The Need for Tweaking

Aeroponic timers allows the grower ability to adjust the frequency of the on/off misting or spraying cycle as well as how long the roots are misted for. FHD has discovered that by changing the cycle timer during the plant stages of life, we received overall better production without adding higher cost in the systems. This idea is based on applying more oxygen to the root system than continual misting cycle. When using this type of system the following points should be taken into account.

1. There is not one set ideal misting program, the amount of nutrient mist time required, is largely depended on the plant, stage of development and more importantly the temperature in the root chamber during the plant stages.

2. Each growing environment is different. The need for experimenting is crucial in receiving eXtreme harvest. Take your time, set your timer 1 minute on and 1 minute off. Then watch the program in action allowing to repeat its self a few times making sure the plant leaves don’t start to wilt from lack of nutrient mist. If no sign of wilting, increase off time for a minute. Continue until desired setting is reached or 10 minutes is reached. Repeat this programming once a week for that growing week. Ultimate would be 1 minute on and 2 minutes off, for first 2 weeks of vegetative stage. Then moving to a 1 minute on and 3 minutes off after shading the growing chamber and the whole duration of flowering a 1 minute on and 10 minutes off.

4. The major benefit of an adjustable misting program is its flexibility in the growing stages of the plant. When propagated in an aeroponic chamber, newly clipped clones need to be constantly misted until rooted with a dome on top to trap humidity to the plant leaves. Once rooted, the root system needs nutrients. The nutrient interval cycles are determined in vegetative and flowering stages by root temperature. As the plant matures, the plant leaves will begin to shadow the growing chamber, reducing temperature, allowing decreasing misting time. By utilizing this procedure, the plant is allowed more oxygen intake to the root hair between feedings, achieving faster and bushier growth. In flowering, the importance of oxygen intake to the root system is staggering. Plants will go from looking beautiful to looking sick and death is inevitable from oxygen starvation.

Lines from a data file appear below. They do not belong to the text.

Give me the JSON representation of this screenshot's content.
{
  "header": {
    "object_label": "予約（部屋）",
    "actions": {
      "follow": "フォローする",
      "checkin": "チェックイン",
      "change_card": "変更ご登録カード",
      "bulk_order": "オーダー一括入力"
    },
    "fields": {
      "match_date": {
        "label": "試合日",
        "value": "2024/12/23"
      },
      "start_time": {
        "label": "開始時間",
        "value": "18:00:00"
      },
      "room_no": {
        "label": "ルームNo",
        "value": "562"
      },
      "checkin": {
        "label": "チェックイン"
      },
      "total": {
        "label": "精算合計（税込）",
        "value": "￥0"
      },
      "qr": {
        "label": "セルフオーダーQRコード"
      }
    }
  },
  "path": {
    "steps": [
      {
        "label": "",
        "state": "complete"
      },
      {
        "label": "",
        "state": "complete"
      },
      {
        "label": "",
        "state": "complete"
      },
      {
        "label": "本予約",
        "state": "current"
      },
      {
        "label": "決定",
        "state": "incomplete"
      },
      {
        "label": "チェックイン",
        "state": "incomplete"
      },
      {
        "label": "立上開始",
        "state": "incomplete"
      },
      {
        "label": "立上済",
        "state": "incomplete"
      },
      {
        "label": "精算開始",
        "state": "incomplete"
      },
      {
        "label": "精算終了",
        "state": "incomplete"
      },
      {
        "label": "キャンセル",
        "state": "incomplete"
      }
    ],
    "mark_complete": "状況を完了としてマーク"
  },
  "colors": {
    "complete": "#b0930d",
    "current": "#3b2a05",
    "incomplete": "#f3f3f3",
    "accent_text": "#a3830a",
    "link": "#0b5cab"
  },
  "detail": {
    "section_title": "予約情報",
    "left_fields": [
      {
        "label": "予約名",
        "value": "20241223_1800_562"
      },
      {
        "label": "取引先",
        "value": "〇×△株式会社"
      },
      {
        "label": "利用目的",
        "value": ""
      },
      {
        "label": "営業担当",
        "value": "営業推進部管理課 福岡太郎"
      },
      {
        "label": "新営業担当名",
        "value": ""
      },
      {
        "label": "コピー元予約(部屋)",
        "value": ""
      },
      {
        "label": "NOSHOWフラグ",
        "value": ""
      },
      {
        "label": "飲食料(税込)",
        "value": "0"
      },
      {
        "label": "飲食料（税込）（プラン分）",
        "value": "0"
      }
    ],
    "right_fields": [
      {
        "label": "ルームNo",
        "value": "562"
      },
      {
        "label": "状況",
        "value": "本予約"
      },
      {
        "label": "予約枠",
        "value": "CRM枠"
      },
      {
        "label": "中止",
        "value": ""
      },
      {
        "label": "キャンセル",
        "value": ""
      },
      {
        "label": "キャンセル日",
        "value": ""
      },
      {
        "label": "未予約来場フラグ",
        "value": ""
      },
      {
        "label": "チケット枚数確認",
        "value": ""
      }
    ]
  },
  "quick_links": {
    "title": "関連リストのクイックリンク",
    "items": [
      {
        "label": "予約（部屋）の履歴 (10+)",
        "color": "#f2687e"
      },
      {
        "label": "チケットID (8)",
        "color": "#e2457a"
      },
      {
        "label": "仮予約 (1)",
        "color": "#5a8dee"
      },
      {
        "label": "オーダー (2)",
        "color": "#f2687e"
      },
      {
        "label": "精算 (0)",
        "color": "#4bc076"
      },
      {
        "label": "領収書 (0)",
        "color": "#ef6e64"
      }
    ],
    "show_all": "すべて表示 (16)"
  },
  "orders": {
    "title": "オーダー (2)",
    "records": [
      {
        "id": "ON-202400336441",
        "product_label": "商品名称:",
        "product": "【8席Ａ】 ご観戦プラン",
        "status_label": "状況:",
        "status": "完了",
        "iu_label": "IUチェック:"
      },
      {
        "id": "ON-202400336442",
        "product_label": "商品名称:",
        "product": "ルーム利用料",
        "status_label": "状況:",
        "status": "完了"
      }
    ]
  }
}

5. Always keep a close eye on the root system inside an aeroponic chamber – even slight drying of a portion of the root system will result in tissue damage and could lead to pathogen attack.

6. Make sure to use a quality sediment free nutrient, as it’s very important not to have a mister plug up. Remember that in aeroponics, the ppm (EC) in the nutrient solution needs to be less concentrated, than other soil-less systems as the roots intakes the nutrients much more easier.

Nutrient Uptake – Day and Night

Most plants take up nutrients by both day and night. With night time being the more dominant side. Commercial hydroponic growers of ‘heavy feeder’ crops such as cucumbers and tomatoes, experience higher nutrient uptake in the evening and into the night as the temperatures cool down the plants are able to take up more water and nutrients through increased root pressure and more suitable environmental conditions. Warmer conditions during the day, the plant will shut down photosynthesis and transpiration and thus reduce nutrient uptake, and will then feed rapidly in the evening as conditions become cooler. Calcium is taken up during the night when root pressure allows more water uptake and transpiration within the plant, carrying with it calcium into plant tissue.

The Root System

Plant roots, which end up continually submerged in a ‘deep flow’ or constant drip systems will commonly be long, thin, relatively unbranched, yellowing or brown in color and seem to be lacking in fine, fluffy root hairs. The roots which develop up above the flow or pond of nutrient with a mist are typically whiter in color, more branched out and often contain masses of very fluffy, fine, bright white root hairs.